(Records from a data source)

--------

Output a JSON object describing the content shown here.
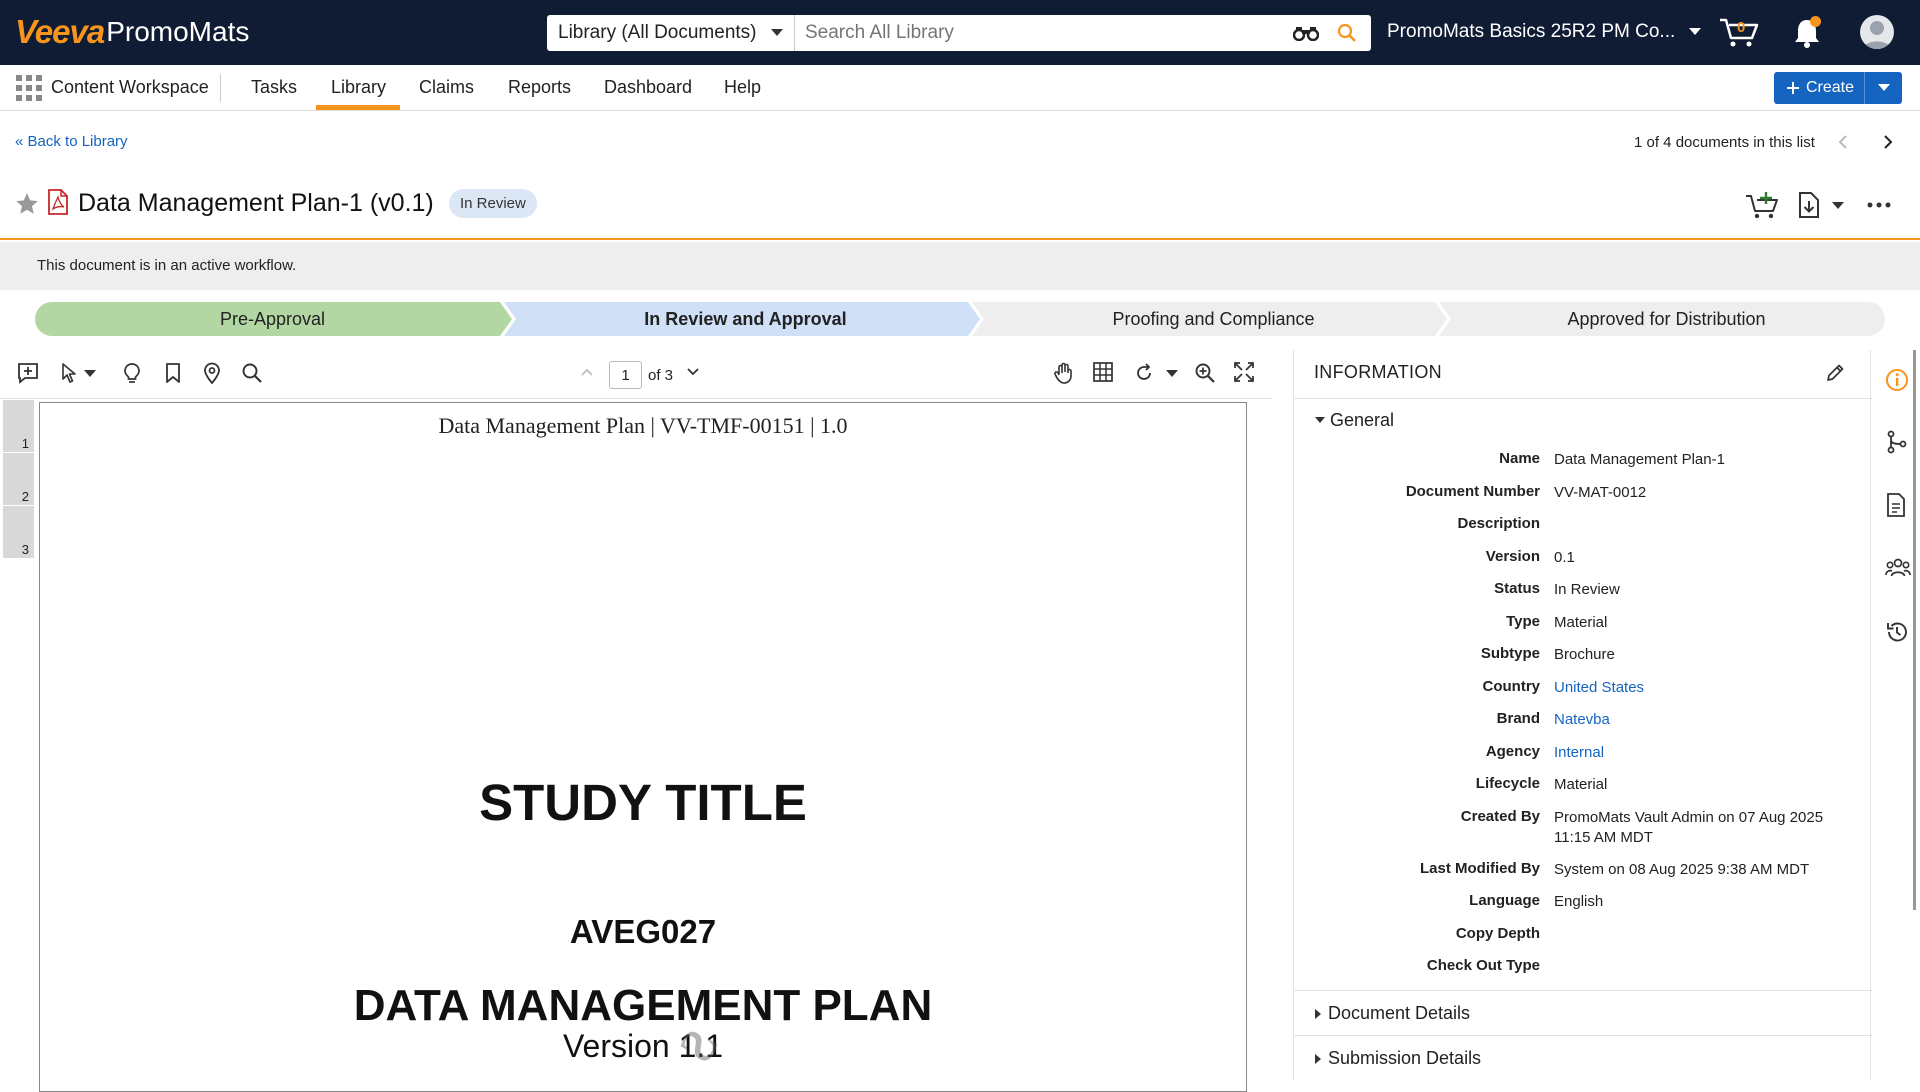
{
  "header": {
    "logo_brand": "Veeva",
    "logo_product": "PromoMats",
    "library_select": "Library (All Documents)",
    "search_placeholder": "Search All Library",
    "vault_name": "PromoMats Basics 25R2 PM Co...",
    "cart_count": "0"
  },
  "nav": {
    "workspace": "Content Workspace",
    "tabs": [
      "Tasks",
      "Library",
      "Claims",
      "Reports",
      "Dashboard",
      "Help"
    ],
    "active_tab": "Library",
    "create_label": "Create"
  },
  "breadcrumb": {
    "back_label": "Back to Library",
    "pager_text": "1 of 4 documents in this list"
  },
  "document": {
    "title": "Data Management Plan-1 (v0.1)",
    "status_badge": "In Review",
    "workflow_message": "This document is in an active workflow."
  },
  "stages": [
    {
      "label": "Pre-Approval",
      "state": "complete"
    },
    {
      "label": "In Review and Approval",
      "state": "current"
    },
    {
      "label": "Proofing and Compliance",
      "state": "pending"
    },
    {
      "label": "Approved for Distribution",
      "state": "pending"
    }
  ],
  "viewer": {
    "current_page": "1",
    "page_of": "of 3",
    "thumbnails": [
      "1",
      "2",
      "3"
    ],
    "page_header": "Data Management Plan | VV-TMF-00151 | 1.0",
    "study_title": "STUDY TITLE",
    "study_code": "AVEG027",
    "doc_heading": "DATA MANAGEMENT PLAN",
    "doc_version": "Version 1.1"
  },
  "info": {
    "heading": "INFORMATION",
    "general_label": "General",
    "fields": [
      {
        "label": "Name",
        "value": "Data Management Plan-1",
        "link": false
      },
      {
        "label": "Document Number",
        "value": "VV-MAT-0012",
        "link": false
      },
      {
        "label": "Description",
        "value": "",
        "link": false
      },
      {
        "label": "Version",
        "value": "0.1",
        "link": false
      },
      {
        "label": "Status",
        "value": "In Review",
        "link": false
      },
      {
        "label": "Type",
        "value": "Material",
        "link": false
      },
      {
        "label": "Subtype",
        "value": "Brochure",
        "link": false
      },
      {
        "label": "Country",
        "value": "United States",
        "link": true
      },
      {
        "label": "Brand",
        "value": "Natevba",
        "link": true
      },
      {
        "label": "Agency",
        "value": "Internal",
        "link": true
      },
      {
        "label": "Lifecycle",
        "value": "Material",
        "link": false
      },
      {
        "label": "Created By",
        "value": "PromoMats Vault Admin on 07 Aug 2025 11:15 AM MDT",
        "link": false
      },
      {
        "label": "Last Modified By",
        "value": "System on 08 Aug 2025 9:38 AM MDT",
        "link": false
      },
      {
        "label": "Language",
        "value": "English",
        "link": false
      },
      {
        "label": "Copy Depth",
        "value": "",
        "link": false
      },
      {
        "label": "Check Out Type",
        "value": "",
        "link": false
      }
    ],
    "sections": [
      "Document Details",
      "Submission Details"
    ]
  },
  "colors": {
    "topbar": "#0f1c33",
    "accent": "#f7941d",
    "primary": "#1565c0",
    "stage_complete": "#b3d7a2",
    "stage_current": "#cfe0f7",
    "stage_pending": "#eeeeee"
  }
}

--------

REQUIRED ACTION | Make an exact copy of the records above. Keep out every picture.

RESPONSE TO THE EXERCISE |
Output a JSON object describing the content shown here.
{
  "header": {
    "logo_brand": "Veeva",
    "logo_product": "PromoMats",
    "library_select": "Library (All Documents)",
    "search_placeholder": "Search All Library",
    "vault_name": "PromoMats Basics 25R2 PM Co...",
    "cart_count": "0"
  },
  "nav": {
    "workspace": "Content Workspace",
    "tabs": [
      "Tasks",
      "Library",
      "Claims",
      "Reports",
      "Dashboard",
      "Help"
    ],
    "active_tab": "Library",
    "create_label": "Create"
  },
  "breadcrumb": {
    "back_label": "Back to Library",
    "pager_text": "1 of 4 documents in this list"
  },
  "document": {
    "title": "Data Management Plan-1 (v0.1)",
    "status_badge": "In Review",
    "workflow_message": "This document is in an active workflow."
  },
  "stages": [
    {
      "label": "Pre-Approval",
      "state": "complete"
    },
    {
      "label": "In Review and Approval",
      "state": "current"
    },
    {
      "label": "Proofing and Compliance",
      "state": "pending"
    },
    {
      "label": "Approved for Distribution",
      "state": "pending"
    }
  ],
  "viewer": {
    "current_page": "1",
    "page_of": "of 3",
    "thumbnails": [
      "1",
      "2",
      "3"
    ],
    "page_header": "Data Management Plan | VV-TMF-00151 | 1.0",
    "study_title": "STUDY TITLE",
    "study_code": "AVEG027",
    "doc_heading": "DATA MANAGEMENT PLAN",
    "doc_version": "Version 1.1"
  },
  "info": {
    "heading": "INFORMATION",
    "general_label": "General",
    "fields": [
      {
        "label": "Name",
        "value": "Data Management Plan-1",
        "link": false
      },
      {
        "label": "Document Number",
        "value": "VV-MAT-0012",
        "link": false
      },
      {
        "label": "Description",
        "value": "",
        "link": false
      },
      {
        "label": "Version",
        "value": "0.1",
        "link": false
      },
      {
        "label": "Status",
        "value": "In Review",
        "link": false
      },
      {
        "label": "Type",
        "value": "Material",
        "link": false
      },
      {
        "label": "Subtype",
        "value": "Brochure",
        "link": false
      },
      {
        "label": "Country",
        "value": "United States",
        "link": true
      },
      {
        "label": "Brand",
        "value": "Natevba",
        "link": true
      },
      {
        "label": "Agency",
        "value": "Internal",
        "link": true
      },
      {
        "label": "Lifecycle",
        "value": "Material",
        "link": false
      },
      {
        "label": "Created By",
        "value": "PromoMats Vault Admin on 07 Aug 2025 11:15 AM MDT",
        "link": false
      },
      {
        "label": "Last Modified By",
        "value": "System on 08 Aug 2025 9:38 AM MDT",
        "link": false
      },
      {
        "label": "Language",
        "value": "English",
        "link": false
      },
      {
        "label": "Copy Depth",
        "value": "",
        "link": false
      },
      {
        "label": "Check Out Type",
        "value": "",
        "link": false
      }
    ],
    "sections": [
      "Document Details",
      "Submission Details"
    ]
  },
  "colors": {
    "topbar": "#0f1c33",
    "accent": "#f7941d",
    "primary": "#1565c0",
    "stage_complete": "#b3d7a2",
    "stage_current": "#cfe0f7",
    "stage_pending": "#eeeeee"
  }
}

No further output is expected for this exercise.